A fifth-grade student in Assam has written an open letter to the UN Secretary-General over the violence that has gripped his state following protests against the newly amended citizenship law. The student's emotional letter, written amid violence and curfew, urges the United Nations to intervene and restore normalcy to his state.
Yashvir Aalam Islam, a student of Guwahati's Don Bosco School said this was the first time he has seen his city this way. "My heart was weeping when I saw my homeland, Assam, burning," he said. The boy goes on to mention the instances of police brutality; the use of tear gas, water cannons and rubber bullets against protesters, adding that five people have been killed in police action.
"Sir, no one is hearing our people's voice... I want my happy life back, weekend cinema, KFC treat by my parents...We are feeling helpless because no one is there to listen to us," the boy wrote in his letter, a copy of which has been emailed to Secretary-General Antonio Guterres.
"I had read in my social studies class about (the) UN and what it does and how one can write to (the) UN in days of (a) humanitarian crisis. That day while returning from school I saw in front of me violent protests and policing firing. I spoke to an uncle who advised me to write to (the) UN," Yashvir told NDTV.
His mother Afrida Hussian, a journalist, said she supported his initiative and helped him send the letter to the UN Secretary-General. "I helped him by mailing it to (the) UN from my email ID since he does not have access to the internet.
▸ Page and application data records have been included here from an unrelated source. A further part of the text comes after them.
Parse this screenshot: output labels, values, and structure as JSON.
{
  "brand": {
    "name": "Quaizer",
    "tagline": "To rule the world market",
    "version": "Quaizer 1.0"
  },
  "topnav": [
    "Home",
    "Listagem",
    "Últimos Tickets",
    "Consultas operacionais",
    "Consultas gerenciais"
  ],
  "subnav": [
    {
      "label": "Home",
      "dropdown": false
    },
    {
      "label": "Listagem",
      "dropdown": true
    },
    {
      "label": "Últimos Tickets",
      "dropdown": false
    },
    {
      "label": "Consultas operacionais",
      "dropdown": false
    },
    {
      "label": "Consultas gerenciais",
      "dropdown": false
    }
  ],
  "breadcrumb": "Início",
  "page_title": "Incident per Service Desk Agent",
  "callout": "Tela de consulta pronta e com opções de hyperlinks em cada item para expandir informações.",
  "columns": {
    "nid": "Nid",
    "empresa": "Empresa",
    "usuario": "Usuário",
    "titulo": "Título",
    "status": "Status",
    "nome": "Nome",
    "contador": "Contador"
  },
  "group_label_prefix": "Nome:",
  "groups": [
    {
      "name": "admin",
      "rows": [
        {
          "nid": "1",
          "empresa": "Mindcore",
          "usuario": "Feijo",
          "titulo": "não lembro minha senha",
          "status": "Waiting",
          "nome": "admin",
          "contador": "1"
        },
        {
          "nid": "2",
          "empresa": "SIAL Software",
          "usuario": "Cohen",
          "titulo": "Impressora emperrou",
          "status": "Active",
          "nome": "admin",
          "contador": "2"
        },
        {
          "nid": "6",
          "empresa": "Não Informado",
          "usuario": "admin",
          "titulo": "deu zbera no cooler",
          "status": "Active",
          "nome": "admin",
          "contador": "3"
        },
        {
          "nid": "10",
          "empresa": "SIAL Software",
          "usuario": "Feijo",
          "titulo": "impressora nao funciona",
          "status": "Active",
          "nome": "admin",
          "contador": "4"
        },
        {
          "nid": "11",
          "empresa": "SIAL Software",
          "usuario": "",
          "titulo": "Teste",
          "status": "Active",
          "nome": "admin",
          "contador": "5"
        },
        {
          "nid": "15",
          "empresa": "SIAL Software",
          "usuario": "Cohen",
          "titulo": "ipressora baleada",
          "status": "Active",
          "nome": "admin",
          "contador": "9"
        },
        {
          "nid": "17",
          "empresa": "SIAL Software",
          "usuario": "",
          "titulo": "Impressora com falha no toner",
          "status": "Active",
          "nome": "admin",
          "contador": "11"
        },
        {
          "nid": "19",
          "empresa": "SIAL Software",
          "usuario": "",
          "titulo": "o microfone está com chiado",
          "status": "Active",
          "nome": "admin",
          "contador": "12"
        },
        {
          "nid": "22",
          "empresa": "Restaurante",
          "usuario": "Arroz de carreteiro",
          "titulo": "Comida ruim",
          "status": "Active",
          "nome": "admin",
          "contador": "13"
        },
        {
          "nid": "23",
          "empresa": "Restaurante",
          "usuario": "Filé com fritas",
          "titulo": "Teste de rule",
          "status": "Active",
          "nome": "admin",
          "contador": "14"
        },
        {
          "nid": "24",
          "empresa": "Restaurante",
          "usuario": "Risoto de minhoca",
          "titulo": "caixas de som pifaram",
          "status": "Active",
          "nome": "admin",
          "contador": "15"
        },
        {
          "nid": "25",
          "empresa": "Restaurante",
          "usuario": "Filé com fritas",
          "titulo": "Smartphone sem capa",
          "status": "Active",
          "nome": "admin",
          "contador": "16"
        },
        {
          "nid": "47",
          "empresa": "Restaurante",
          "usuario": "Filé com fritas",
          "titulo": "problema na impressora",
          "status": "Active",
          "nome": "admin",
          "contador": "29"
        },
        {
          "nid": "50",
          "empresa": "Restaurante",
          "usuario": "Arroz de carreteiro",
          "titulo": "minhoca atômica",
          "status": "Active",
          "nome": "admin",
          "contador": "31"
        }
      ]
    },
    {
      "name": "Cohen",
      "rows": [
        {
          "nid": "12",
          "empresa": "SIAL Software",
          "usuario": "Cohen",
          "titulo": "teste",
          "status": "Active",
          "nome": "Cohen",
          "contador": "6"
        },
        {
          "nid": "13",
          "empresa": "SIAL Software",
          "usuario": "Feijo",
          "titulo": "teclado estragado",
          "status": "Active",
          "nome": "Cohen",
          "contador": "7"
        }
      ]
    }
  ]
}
But later, I helped him open an email account and mail it again...It is not a standalone case, think about the situation the kids have gone through, even adults were traumatised," said Ms Hussian, who runs a news portal based in Guwahati.
The Citizenship (Amendment) Act for the first time makes religion the test of citizenship in India. The government says it will help minorities from three Muslim-dominated countries to get citizenship if they fled to India because of religious persecution.
Critics say it is designed to discriminate against Muslims and violates the secular principles of the constitution. The controversial law has triggered protests across the Northeast where people fear the law will lead to a massive influx of immigrants from Bangladesh and change their demography, robbing them of their identity.